For example, I was unaware they’d learnt about the physics of flight and experimented with gravity, or that they’d studied DNA and chromosomes. I knew they’d read ‘The Curious Incident of the Dog in the Night-Time’, but I didn’t know they’d studied Asperger’s Syndrome as they went. I didn’t know they’d watched ‘Bowling for Columbine’ and discussed American gun laws. I didn’t know they’d learnt about Martin Luther King and Aboriginal Land Rights either.
Each year it happens—I’m blown away by what they’ve studied and learnt, because at the end of each year, all I get are a few lines in a report and a mark.
That’s what all their hard work gets reduced to—a mark—and it doesn’t seem to represent what I hold in my hands and pack away in the boxes.
Each year, I feel sorry for them as I pack it all away—that they’ve been so busy and worked so hard, and all I’ve been concerned about is the mark written next to their name.
Sometimes, I wonder what would happen if teachers didn’t assign marks—what if they gave feedback only.

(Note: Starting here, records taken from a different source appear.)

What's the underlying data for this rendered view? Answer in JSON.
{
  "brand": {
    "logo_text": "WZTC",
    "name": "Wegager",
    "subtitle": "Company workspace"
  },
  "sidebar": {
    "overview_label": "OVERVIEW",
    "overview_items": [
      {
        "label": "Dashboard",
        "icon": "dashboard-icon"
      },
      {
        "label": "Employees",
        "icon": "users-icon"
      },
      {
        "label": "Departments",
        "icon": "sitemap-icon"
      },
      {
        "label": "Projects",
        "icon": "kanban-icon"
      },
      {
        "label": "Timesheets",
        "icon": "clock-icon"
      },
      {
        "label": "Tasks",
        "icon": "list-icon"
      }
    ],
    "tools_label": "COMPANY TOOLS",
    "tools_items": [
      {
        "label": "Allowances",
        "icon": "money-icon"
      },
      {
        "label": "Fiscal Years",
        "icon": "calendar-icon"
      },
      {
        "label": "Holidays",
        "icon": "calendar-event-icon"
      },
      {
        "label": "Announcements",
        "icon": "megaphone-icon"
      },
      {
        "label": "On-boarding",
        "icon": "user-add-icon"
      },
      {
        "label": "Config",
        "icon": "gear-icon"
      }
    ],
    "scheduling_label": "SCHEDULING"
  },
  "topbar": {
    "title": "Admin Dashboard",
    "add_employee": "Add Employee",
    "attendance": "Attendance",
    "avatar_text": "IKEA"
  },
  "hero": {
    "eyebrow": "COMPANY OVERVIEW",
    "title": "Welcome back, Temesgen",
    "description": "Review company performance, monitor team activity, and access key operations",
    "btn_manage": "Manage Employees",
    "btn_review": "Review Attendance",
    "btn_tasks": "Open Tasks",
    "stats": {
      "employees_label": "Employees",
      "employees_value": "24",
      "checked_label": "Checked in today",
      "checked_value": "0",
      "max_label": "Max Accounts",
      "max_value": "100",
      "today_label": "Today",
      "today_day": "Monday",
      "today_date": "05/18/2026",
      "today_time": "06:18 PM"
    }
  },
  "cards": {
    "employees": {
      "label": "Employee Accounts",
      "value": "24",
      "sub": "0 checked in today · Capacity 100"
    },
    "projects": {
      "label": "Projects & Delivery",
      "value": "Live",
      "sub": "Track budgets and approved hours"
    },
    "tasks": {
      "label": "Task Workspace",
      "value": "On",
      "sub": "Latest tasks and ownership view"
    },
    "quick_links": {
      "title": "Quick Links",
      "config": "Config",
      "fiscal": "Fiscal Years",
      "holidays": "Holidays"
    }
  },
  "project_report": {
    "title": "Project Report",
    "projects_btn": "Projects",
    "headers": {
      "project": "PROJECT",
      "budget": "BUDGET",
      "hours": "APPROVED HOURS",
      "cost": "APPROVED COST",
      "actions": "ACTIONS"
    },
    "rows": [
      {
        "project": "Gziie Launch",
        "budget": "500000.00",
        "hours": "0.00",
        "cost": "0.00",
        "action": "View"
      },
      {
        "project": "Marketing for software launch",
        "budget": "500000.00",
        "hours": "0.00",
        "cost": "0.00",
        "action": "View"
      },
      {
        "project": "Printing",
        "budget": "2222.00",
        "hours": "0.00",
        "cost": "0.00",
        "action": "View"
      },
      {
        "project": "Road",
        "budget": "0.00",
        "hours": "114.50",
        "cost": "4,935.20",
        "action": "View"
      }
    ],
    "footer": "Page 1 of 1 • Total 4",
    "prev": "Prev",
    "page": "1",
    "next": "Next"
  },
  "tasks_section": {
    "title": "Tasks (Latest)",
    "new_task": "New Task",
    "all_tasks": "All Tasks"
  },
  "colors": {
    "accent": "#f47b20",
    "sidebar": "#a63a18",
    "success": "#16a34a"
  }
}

I wonder what changes that might bring:
If some kids might keep going with subjects they enjoy because they’re not told they aren’t good at them, and if they might become better at those subjects without the stress of worrying about a mark.
If it might encourage more experimentation and creativity.
If kids might work together more collaboratively because they’re not in competition with each other.
I especially wonder if their stress levels might be lower if they’re not aiming for that elusive ‘A’, or if they’re not comparing their mark with that of their friend.
And I wonder if teachers might enjoy their jobs more if they just had to read their students’ work and give helpful comments. I wonder if they might encourage more creative exploration if they didn’t have to worry about marking and ranking kids according to a standardised rubric.
We protect kids from things like graphic sex and violence until they’re old enough to cope, yet we don’t seem to mind putting them under stress to achieve well at school. Year after year after year. And it seems to be getting worse.
It’s something I worry about, the stress we put our kids under, and not just academically but in almost every area of their overly scheduled lives.
I’m not wise or knowledgable enough in this area to know if we’re doing it the best way we could. I just wrote these thoughts as they came, that’s all.
What do you think?